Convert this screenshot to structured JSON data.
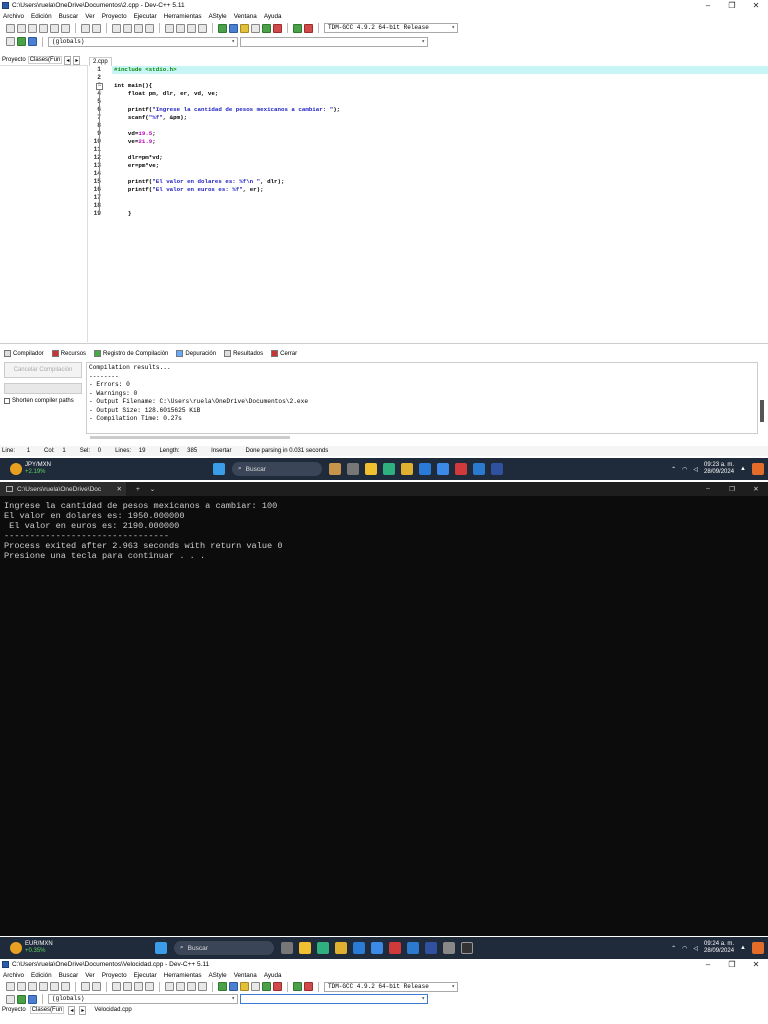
{
  "ide": {
    "title": "C:\\Users\\ruela\\OneDrive\\Documentos\\2.cpp - Dev-C++ 5.11",
    "menu": [
      "Archivo",
      "Edición",
      "Buscar",
      "Ver",
      "Proyecto",
      "Ejecutar",
      "Herramientas",
      "AStyle",
      "Ventana",
      "Ayuda"
    ],
    "compiler_select": "TDM-GCC 4.9.2 64-bit Release",
    "scope_select": "(globals)",
    "left_tabs": [
      "Proyecto",
      "Clases",
      "Fun"
    ],
    "file_tab": "2.cpp",
    "line_numbers": [
      "1",
      "2",
      "3",
      "4",
      "5",
      "6",
      "7",
      "8",
      "9",
      "10",
      "11",
      "12",
      "13",
      "14",
      "15",
      "16",
      "17",
      "18",
      "19"
    ],
    "code_lines": [
      "#include <stdio.h>",
      "",
      "int main(){",
      "    float pm, dlr, er, vd, ve;",
      "",
      "    printf(\"Ingrese la cantidad de pesos mexicanos a cambiar: \");",
      "    scanf(\"%f\", &pm);",
      "",
      "    vd=19.5;",
      "    ve=21.9;",
      "",
      "    dlr=pm*vd;",
      "    er=pm*ve;",
      "",
      "    printf(\"El valor en dolares es: %f\\n \", dlr);",
      "    printf(\"El valor en euros es: %f\", er);",
      "",
      "",
      "    }"
    ],
    "bottom_tabs": [
      "Compilador",
      "Recursos",
      "Registro de Compilación",
      "Depuración",
      "Resultados",
      "Cerrar"
    ],
    "cancel_button": "Cancelar Compilación",
    "shorten_paths": "Shorten compiler paths",
    "compile_log": [
      "Compilation results...",
      "--------",
      "- Errors: 0",
      "- Warnings: 0",
      "- Output Filename: C:\\Users\\ruela\\OneDrive\\Documentos\\2.exe",
      "- Output Size: 128.6015625 KiB",
      "- Compilation Time: 0.27s"
    ],
    "status": {
      "line": "Line:",
      "line_val": "1",
      "col": "Col:",
      "col_val": "1",
      "sel": "Sel:",
      "sel_val": "0",
      "lines": "Lines:",
      "lines_val": "19",
      "length": "Length:",
      "length_val": "385",
      "mode": "Insertar",
      "msg": "Done parsing in 0.031 seconds"
    }
  },
  "taskbar1": {
    "ticker": "JPY/MXN",
    "change": "+2.19%",
    "search": "Buscar",
    "time": "09:23 a. m.",
    "date": "28/09/2024"
  },
  "terminal": {
    "tab_title": "C:\\Users\\ruela\\OneDrive\\Doc",
    "new_tab": "+",
    "output": [
      "Ingrese la cantidad de pesos mexicanos a cambiar: 100",
      "El valor en dolares es: 1950.000000",
      " El valor en euros es: 2190.000000",
      "--------------------------------",
      "Process exited after 2.963 seconds with return value 0",
      "Presione una tecla para continuar . . ."
    ]
  },
  "taskbar2": {
    "ticker": "EUR/MXN",
    "change": "+0.35%",
    "search": "Buscar",
    "time": "09:24 a. m.",
    "date": "28/09/2024"
  },
  "ide2": {
    "title": "C:\\Users\\ruela\\OneDrive\\Documentos\\Velocidad.cpp - Dev-C++ 5.11",
    "menu": [
      "Archivo",
      "Edición",
      "Buscar",
      "Ver",
      "Proyecto",
      "Ejecutar",
      "Herramientas",
      "AStyle",
      "Ventana",
      "Ayuda"
    ],
    "compiler_select": "TDM-GCC 4.9.2 64-bit Release",
    "scope_select": "(globals)",
    "left_tabs": [
      "Proyecto",
      "Clases",
      "Fun"
    ],
    "file_tab": "Velocidad.cpp"
  }
}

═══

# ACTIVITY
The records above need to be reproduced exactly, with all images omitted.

# ANSWER BOX
Convert this screenshot to structured JSON data.
{
  "ide": {
    "title": "C:\\Users\\ruela\\OneDrive\\Documentos\\2.cpp - Dev-C++ 5.11",
    "menu": [
      "Archivo",
      "Edición",
      "Buscar",
      "Ver",
      "Proyecto",
      "Ejecutar",
      "Herramientas",
      "AStyle",
      "Ventana",
      "Ayuda"
    ],
    "compiler_select": "TDM-GCC 4.9.2 64-bit Release",
    "scope_select": "(globals)",
    "left_tabs": [
      "Proyecto",
      "Clases",
      "Fun"
    ],
    "file_tab": "2.cpp",
    "line_numbers": [
      "1",
      "2",
      "3",
      "4",
      "5",
      "6",
      "7",
      "8",
      "9",
      "10",
      "11",
      "12",
      "13",
      "14",
      "15",
      "16",
      "17",
      "18",
      "19"
    ],
    "code_lines": [
      "#include <stdio.h>",
      "",
      "int main(){",
      "    float pm, dlr, er, vd, ve;",
      "",
      "    printf(\"Ingrese la cantidad de pesos mexicanos a cambiar: \");",
      "    scanf(\"%f\", &pm);",
      "",
      "    vd=19.5;",
      "    ve=21.9;",
      "",
      "    dlr=pm*vd;",
      "    er=pm*ve;",
      "",
      "    printf(\"El valor en dolares es: %f\\n \", dlr);",
      "    printf(\"El valor en euros es: %f\", er);",
      "",
      "",
      "    }"
    ],
    "bottom_tabs": [
      "Compilador",
      "Recursos",
      "Registro de Compilación",
      "Depuración",
      "Resultados",
      "Cerrar"
    ],
    "cancel_button": "Cancelar Compilación",
    "shorten_paths": "Shorten compiler paths",
    "compile_log": [
      "Compilation results...",
      "--------",
      "- Errors: 0",
      "- Warnings: 0",
      "- Output Filename: C:\\Users\\ruela\\OneDrive\\Documentos\\2.exe",
      "- Output Size: 128.6015625 KiB",
      "- Compilation Time: 0.27s"
    ],
    "status": {
      "line": "Line:",
      "line_val": "1",
      "col": "Col:",
      "col_val": "1",
      "sel": "Sel:",
      "sel_val": "0",
      "lines": "Lines:",
      "lines_val": "19",
      "length": "Length:",
      "length_val": "385",
      "mode": "Insertar",
      "msg": "Done parsing in 0.031 seconds"
    }
  },
  "taskbar1": {
    "ticker": "JPY/MXN",
    "change": "+2.19%",
    "search": "Buscar",
    "time": "09:23 a. m.",
    "date": "28/09/2024"
  },
  "terminal": {
    "tab_title": "C:\\Users\\ruela\\OneDrive\\Doc",
    "new_tab": "+",
    "output": [
      "Ingrese la cantidad de pesos mexicanos a cambiar: 100",
      "El valor en dolares es: 1950.000000",
      " El valor en euros es: 2190.000000",
      "--------------------------------",
      "Process exited after 2.963 seconds with return value 0",
      "Presione una tecla para continuar . . ."
    ]
  },
  "taskbar2": {
    "ticker": "EUR/MXN",
    "change": "+0.35%",
    "search": "Buscar",
    "time": "09:24 a. m.",
    "date": "28/09/2024"
  },
  "ide2": {
    "title": "C:\\Users\\ruela\\OneDrive\\Documentos\\Velocidad.cpp - Dev-C++ 5.11",
    "menu": [
      "Archivo",
      "Edición",
      "Buscar",
      "Ver",
      "Proyecto",
      "Ejecutar",
      "Herramientas",
      "AStyle",
      "Ventana",
      "Ayuda"
    ],
    "compiler_select": "TDM-GCC 4.9.2 64-bit Release",
    "scope_select": "(globals)",
    "left_tabs": [
      "Proyecto",
      "Clases",
      "Fun"
    ],
    "file_tab": "Velocidad.cpp"
  }
}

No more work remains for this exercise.